|1987||Rage||1950s and 1960s – Sharpeville massacre||Courtney|
|1989||A Time to Die||1987 – Mozambican Civil War||Courtney|
|1990||Golden Fox||1969–1979 – South African Border War, Cuban intervention in Angola||Courtney|
|1991||Elephant Song||modern times||–|
|1993||River God||Ancient Egypt||Egyptian|
|1995||The Seventh Scroll||modern times||Egyptian|
|1997||Birds of Prey||1660s||Courtney|
|2005||The Triumph of the Sun||1880s – Siege of Khartoum||Courtney & Ballantyne|
|2007||The Quest||Ancient Egypt||Egyptian|
|2011||Those in Peril||modern times||Hector Cross|
|2013||Vicious Circle||modern times||Hector Cross|
Several of Smith's novels have been turned into movies.
- The Dark of the Sun 1965, filmed as "The Mercenaries" (1968) starring Rod Taylor and Yvette Mimieux
- Shout at the Devil 1968, filmed as "Shout at the Devil" (1976) starring Roger Moore, Lee Marvin & Barbara Parkins
- Gold Mine 1970, filmed as "Gold" (1974) starring Roger Moore and Susannah York.
- The Diamond Hunters 1971, filmed as "The Kingfisher Caper" (1975), and as "The Diamond Hunters" (2001) starring Roy Scheider, Alyssa Milano
- Wild Justice 1979, filmed as "Wild Justice" but released to video titled "Covert Assassin" (1993) starring Roy Scheider
- The Burning Shore 1985, filmed as "Burning Shore" (1991) starring Isabelle Gelinas, Derek de Lint and Jason Connery
- River God 1993 and The Seventh Scroll 1995, a miniseries filmed as "The Seventh Scroll" (1999) starring Roy Scheider, Jeff Fahey and Karina Lombard
- Chloe Fox, "The world of Wilbur Smith, novelist", Daily Telegraph, 28 Apr 2007 accessed 14 March 2013
- "Early Days", Wilbur Smith Books accessed 14 March 2013
- "Michaelhouse" Accessed 8 June 2014
- "School Days", Wilbur Smith Biography, Wilbur Smith Books accessed 14 March 2013
- "University Daya", Wilbur Smith Books accessed 14 March 2013
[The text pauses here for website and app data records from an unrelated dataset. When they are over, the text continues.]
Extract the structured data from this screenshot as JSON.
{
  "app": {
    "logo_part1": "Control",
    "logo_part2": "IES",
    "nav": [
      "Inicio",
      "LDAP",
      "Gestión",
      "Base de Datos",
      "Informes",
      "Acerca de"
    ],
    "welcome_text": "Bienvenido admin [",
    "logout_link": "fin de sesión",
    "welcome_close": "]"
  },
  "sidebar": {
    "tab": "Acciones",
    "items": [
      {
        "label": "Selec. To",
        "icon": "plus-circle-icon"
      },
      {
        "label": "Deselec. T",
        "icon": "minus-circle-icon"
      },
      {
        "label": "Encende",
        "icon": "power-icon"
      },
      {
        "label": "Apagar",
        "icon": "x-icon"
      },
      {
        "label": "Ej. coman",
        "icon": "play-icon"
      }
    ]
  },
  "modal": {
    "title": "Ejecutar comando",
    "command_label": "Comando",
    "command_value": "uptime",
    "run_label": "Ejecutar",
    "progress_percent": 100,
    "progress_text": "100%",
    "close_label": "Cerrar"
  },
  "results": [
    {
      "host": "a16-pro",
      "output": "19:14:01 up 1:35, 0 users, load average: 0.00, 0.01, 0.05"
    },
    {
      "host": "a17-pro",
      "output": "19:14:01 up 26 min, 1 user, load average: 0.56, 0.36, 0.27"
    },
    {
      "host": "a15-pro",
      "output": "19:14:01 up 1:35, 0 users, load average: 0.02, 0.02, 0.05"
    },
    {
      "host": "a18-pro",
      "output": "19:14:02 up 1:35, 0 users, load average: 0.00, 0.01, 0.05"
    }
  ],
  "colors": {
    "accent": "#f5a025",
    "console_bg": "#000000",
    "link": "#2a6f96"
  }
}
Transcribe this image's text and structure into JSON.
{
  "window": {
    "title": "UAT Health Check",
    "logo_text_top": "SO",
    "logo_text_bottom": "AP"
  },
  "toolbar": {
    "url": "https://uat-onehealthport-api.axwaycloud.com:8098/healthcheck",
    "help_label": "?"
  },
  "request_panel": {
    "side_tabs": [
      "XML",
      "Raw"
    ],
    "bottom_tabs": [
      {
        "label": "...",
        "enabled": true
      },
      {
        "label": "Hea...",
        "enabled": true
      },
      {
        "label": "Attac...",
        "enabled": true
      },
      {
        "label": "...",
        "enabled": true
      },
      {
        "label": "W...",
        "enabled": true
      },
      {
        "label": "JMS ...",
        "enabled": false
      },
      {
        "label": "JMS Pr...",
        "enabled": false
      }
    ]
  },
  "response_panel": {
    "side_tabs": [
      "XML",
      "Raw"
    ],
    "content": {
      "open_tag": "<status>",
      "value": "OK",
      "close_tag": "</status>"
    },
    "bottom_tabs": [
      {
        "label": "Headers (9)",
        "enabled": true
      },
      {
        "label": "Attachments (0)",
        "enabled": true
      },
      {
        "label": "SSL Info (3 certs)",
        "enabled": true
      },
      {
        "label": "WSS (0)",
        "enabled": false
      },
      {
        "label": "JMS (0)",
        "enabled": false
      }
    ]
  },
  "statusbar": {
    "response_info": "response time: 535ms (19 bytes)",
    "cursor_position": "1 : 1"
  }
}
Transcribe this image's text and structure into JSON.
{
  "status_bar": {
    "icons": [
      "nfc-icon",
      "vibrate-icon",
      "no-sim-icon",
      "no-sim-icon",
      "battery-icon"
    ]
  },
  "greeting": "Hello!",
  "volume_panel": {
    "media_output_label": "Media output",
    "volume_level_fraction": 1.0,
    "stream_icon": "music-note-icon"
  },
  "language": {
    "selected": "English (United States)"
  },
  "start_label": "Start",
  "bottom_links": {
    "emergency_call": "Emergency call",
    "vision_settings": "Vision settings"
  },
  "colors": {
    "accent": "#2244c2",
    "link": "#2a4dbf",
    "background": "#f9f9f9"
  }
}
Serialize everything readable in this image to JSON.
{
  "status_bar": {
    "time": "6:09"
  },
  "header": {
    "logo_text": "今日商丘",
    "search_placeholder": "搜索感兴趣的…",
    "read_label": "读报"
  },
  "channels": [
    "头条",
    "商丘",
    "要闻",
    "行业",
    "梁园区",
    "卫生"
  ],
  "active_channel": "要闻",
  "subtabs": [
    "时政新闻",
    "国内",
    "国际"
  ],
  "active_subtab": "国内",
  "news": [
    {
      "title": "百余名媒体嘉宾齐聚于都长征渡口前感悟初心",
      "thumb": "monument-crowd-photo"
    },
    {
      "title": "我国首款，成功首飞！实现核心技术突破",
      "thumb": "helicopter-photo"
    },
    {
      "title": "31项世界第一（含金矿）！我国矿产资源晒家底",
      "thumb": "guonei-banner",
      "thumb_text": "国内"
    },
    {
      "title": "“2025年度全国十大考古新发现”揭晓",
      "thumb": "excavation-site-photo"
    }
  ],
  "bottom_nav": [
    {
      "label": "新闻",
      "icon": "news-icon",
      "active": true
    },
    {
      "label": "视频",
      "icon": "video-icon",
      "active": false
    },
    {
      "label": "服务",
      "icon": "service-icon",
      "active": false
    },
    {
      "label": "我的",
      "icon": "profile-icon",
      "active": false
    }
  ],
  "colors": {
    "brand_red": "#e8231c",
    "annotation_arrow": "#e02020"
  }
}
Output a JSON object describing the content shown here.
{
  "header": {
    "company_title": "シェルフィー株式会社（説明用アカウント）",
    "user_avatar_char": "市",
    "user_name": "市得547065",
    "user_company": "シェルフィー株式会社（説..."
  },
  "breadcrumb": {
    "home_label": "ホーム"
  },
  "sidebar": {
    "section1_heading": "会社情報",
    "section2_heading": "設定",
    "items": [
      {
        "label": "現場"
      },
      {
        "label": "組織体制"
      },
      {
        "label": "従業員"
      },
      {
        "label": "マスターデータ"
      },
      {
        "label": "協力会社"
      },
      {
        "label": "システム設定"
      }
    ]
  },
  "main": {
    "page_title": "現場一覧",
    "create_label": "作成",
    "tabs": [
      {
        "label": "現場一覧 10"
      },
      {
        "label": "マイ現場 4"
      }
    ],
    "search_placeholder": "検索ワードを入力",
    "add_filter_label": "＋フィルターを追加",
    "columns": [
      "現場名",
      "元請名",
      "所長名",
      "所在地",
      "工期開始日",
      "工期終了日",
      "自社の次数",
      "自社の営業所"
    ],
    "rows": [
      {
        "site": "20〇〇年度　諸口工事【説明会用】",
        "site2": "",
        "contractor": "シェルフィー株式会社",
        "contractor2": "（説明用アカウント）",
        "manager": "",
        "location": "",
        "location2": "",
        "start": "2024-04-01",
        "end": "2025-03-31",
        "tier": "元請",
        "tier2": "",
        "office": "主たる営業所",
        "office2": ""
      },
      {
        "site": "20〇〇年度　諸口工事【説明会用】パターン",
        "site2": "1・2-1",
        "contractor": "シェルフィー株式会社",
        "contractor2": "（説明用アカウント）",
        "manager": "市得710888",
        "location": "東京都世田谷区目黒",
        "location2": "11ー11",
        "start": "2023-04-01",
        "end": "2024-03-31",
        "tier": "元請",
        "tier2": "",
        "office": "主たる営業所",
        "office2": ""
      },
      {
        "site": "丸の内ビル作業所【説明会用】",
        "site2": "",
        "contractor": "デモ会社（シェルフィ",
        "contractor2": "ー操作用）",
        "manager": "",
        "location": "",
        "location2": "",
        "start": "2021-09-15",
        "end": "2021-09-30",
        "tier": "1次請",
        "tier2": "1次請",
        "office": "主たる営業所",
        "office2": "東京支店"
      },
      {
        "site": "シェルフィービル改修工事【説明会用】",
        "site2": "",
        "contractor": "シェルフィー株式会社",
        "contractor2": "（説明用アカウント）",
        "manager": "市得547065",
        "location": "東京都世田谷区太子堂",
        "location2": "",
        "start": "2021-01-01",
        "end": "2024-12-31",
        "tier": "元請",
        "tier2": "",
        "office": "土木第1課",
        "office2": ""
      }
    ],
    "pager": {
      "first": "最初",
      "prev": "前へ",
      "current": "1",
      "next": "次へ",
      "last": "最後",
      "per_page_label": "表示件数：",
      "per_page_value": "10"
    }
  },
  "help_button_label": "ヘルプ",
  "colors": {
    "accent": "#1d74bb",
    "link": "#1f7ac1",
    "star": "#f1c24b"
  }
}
- "Worst Days", Wilbur Smith Books accessed 14 March 2013
- David Thomas, "Wilbur the womanizer", Daily Telegraph, 29 March 2005 accessde 14 March 2013
- Stephen Moss, "Stalking an old bull elephant", The Age, April 2, 2005 accessed 14 March 2013
- "Fame & Fortune: Wilbur Smith" By Mark Anstead Telegraph, 19 Jun 2010 accessed 22 March 2013
- "Wilbur Smith, author of Those in Peril, answers Ten Terrifying Questions", Booktopia, 22 March 2011 accessed 22 March 2013
- "Busy Days", Wilbur Smith Books accessed 14 March 2013
- "The 1960s: writing in opposition". SouthAfrica.info. 19 April 2001. Retrieved 6 April 2010.
- "Beware Wilbur Smith's Gaboon Adder" (PDF). Retrieved 6 April 2010.
|Wikimedia Commons has media related to Wilbur Smith.|
- Official website
- Wilbur Smith discusses When the Lion Feeds on the BBC World Book Club
- Video interview with Wilbur Smith about the last novel
- Wilbur Smith at IMDb
- Official Facebook page